**Data shown**
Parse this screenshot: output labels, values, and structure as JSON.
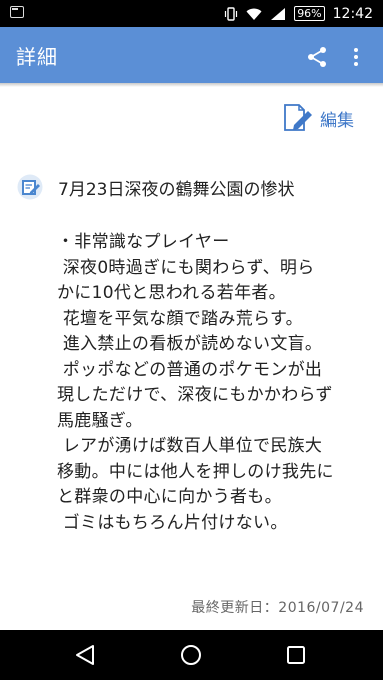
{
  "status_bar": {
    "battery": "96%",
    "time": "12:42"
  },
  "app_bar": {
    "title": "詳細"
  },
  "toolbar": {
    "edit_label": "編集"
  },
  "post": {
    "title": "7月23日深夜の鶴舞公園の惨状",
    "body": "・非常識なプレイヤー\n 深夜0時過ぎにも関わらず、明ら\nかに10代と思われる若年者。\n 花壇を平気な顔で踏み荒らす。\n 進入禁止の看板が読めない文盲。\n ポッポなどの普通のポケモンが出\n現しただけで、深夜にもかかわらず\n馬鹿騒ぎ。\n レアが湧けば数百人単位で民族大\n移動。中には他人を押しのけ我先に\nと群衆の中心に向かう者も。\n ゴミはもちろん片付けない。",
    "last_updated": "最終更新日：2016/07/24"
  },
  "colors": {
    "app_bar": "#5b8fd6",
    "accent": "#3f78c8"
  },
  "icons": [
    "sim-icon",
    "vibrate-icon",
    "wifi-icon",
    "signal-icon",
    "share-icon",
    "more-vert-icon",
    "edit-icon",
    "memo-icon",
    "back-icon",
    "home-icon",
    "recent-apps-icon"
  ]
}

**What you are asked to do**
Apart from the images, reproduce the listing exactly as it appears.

**Task response**
Parse this screenshot: output labels, values, and structure as JSON.
{
  "status_bar": {
    "battery": "96%",
    "time": "12:42"
  },
  "app_bar": {
    "title": "詳細"
  },
  "toolbar": {
    "edit_label": "編集"
  },
  "post": {
    "title": "7月23日深夜の鶴舞公園の惨状",
    "body": "・非常識なプレイヤー\n 深夜0時過ぎにも関わらず、明ら\nかに10代と思われる若年者。\n 花壇を平気な顔で踏み荒らす。\n 進入禁止の看板が読めない文盲。\n ポッポなどの普通のポケモンが出\n現しただけで、深夜にもかかわらず\n馬鹿騒ぎ。\n レアが湧けば数百人単位で民族大\n移動。中には他人を押しのけ我先に\nと群衆の中心に向かう者も。\n ゴミはもちろん片付けない。",
    "last_updated": "最終更新日：2016/07/24"
  },
  "colors": {
    "app_bar": "#5b8fd6",
    "accent": "#3f78c8"
  },
  "icons": [
    "sim-icon",
    "vibrate-icon",
    "wifi-icon",
    "signal-icon",
    "share-icon",
    "more-vert-icon",
    "edit-icon",
    "memo-icon",
    "back-icon",
    "home-icon",
    "recent-apps-icon"
  ]
}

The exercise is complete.